On your draw, you want Bayou, Tundra, Skyshroud Elf, Sol Ring, Grim Monolith, Show and Tell, and Voltaic Key. You’ll topdeck the Volcanic Island (or any other dual land that includes a mountain), Sliver Queen, and Coalition Victory, in that order, being the lucky guy you are.
* Turn one lay Bayou, tap it to play Sol Ring, tap the Ring to play Grim Monolith.
* Turn two lay Tundra, tap Bayou and Monolith to play Skyshroud Elf, use remaining two colorless and Tundra to play Show and Tell, lay out Sliver Queen. Tap the Sol Ring, play Voltaic Key, use remaining mana to untap the Grim Monolith.

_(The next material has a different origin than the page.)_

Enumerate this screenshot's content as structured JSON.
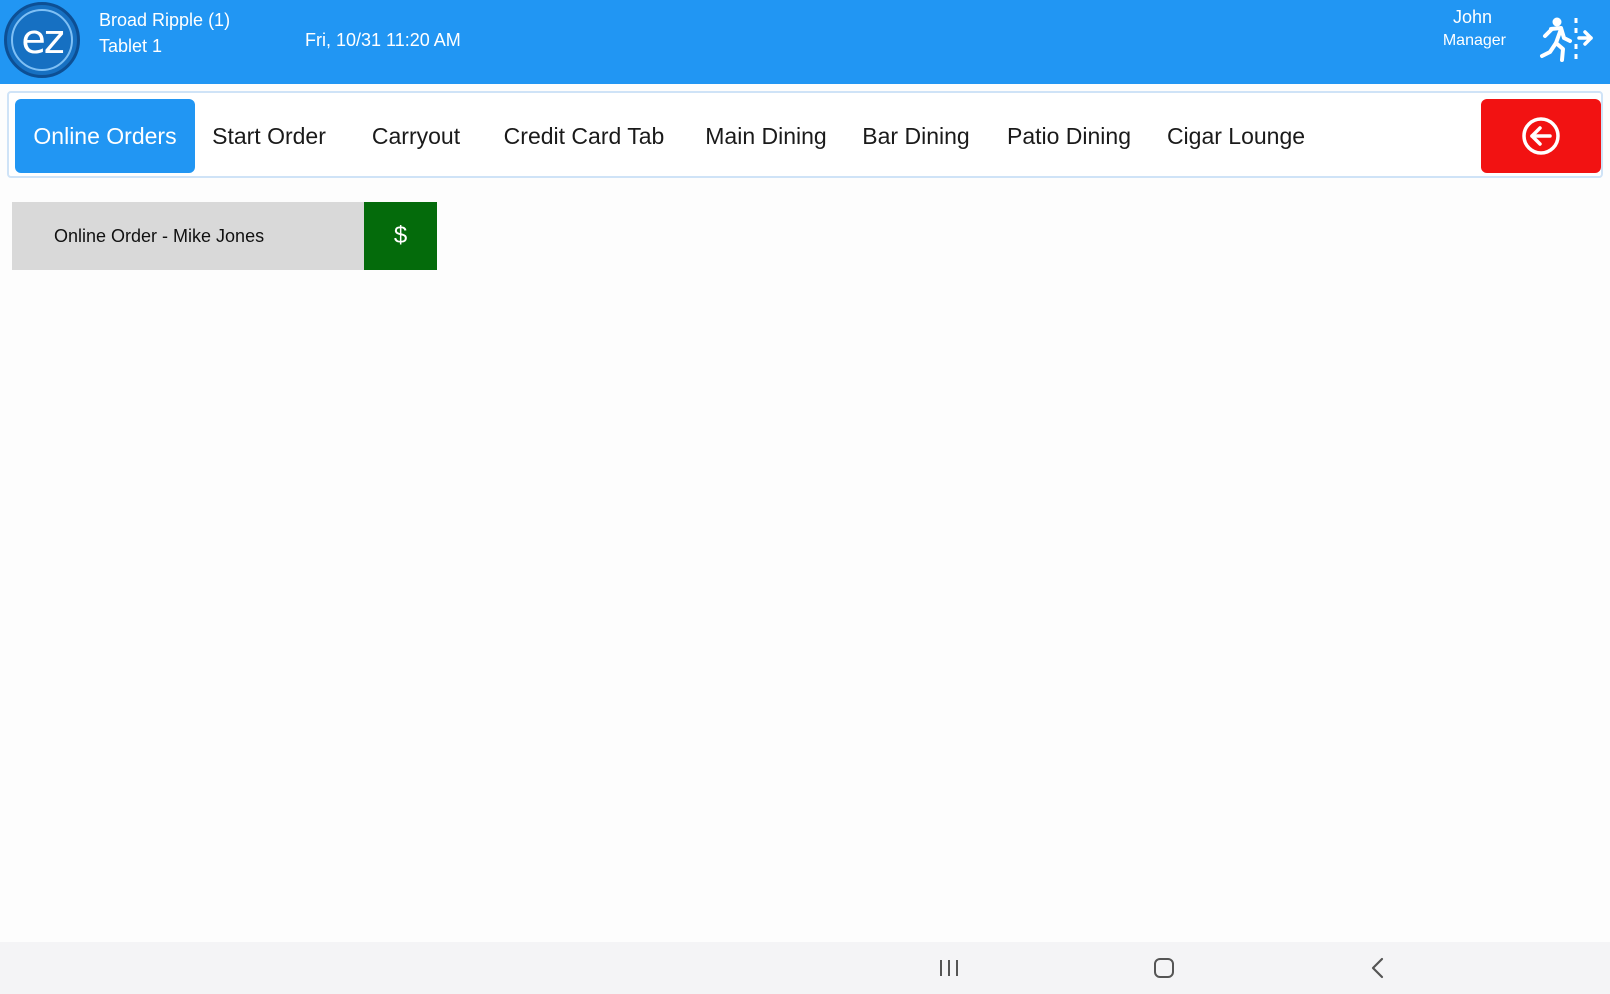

* Turn three lay Volcanic Island, tap all three lands (GBU) and Ring (filter to WR through Elf) and Monolith (3) for a total of WBURG3 to play Coalition Victory. You can even attack with the Sliver Queen AND Elf beforehand, if you like living dangerously. (Think Exile, Sandstorm, etc….better yet, why don’t you just keep those creatures at home and play your lame combo spell?)
If you envision the game going longer than three turns, use Fact or Fiction to get the card(s) you need. Lots of luck with that.
DECK #7: BLAZIN’. I think red-black is about to get a whole lot better in multiplayer. How about something like this:
Yeah, I know, discard again. What is it with me today? And I don’t even include some great new gold cards. If you wanted to give up the Death Pits/Earthquake control method, you could squeeze in these cards into those six slots:
This puts you in a more aggressive stance of twenty creatures, eighteenother spells. The Tar is not very aggressive, I admit: but it gives you a slow clock on an annoying stall player. But please note that the Tar can only be sacked as a sorcery; that means you want to play it on someone OTHER than the white mage. If you have too many white freaks in your group, give up the Pits/Earthquake ploy and just play 3x Vicious Kavu and 3x Shivan Zombies. You know where to send them.
That ought to hold folks for a while! I’ve got full plates for the next two months, I think. Two more weeks of the Hall of Fame (red/gold/lands next week, followed by artifacts, where I think I will test out the idea of POWER/ATTENTION RANKINGS), then results of the Connect the Dots contest, an update on gender and group play dynamics, and of course the letters you will all send with group dynamic questions…s tarting NOW!
Thanks in advance for your thoughtful contributions. I will keep up as best I can.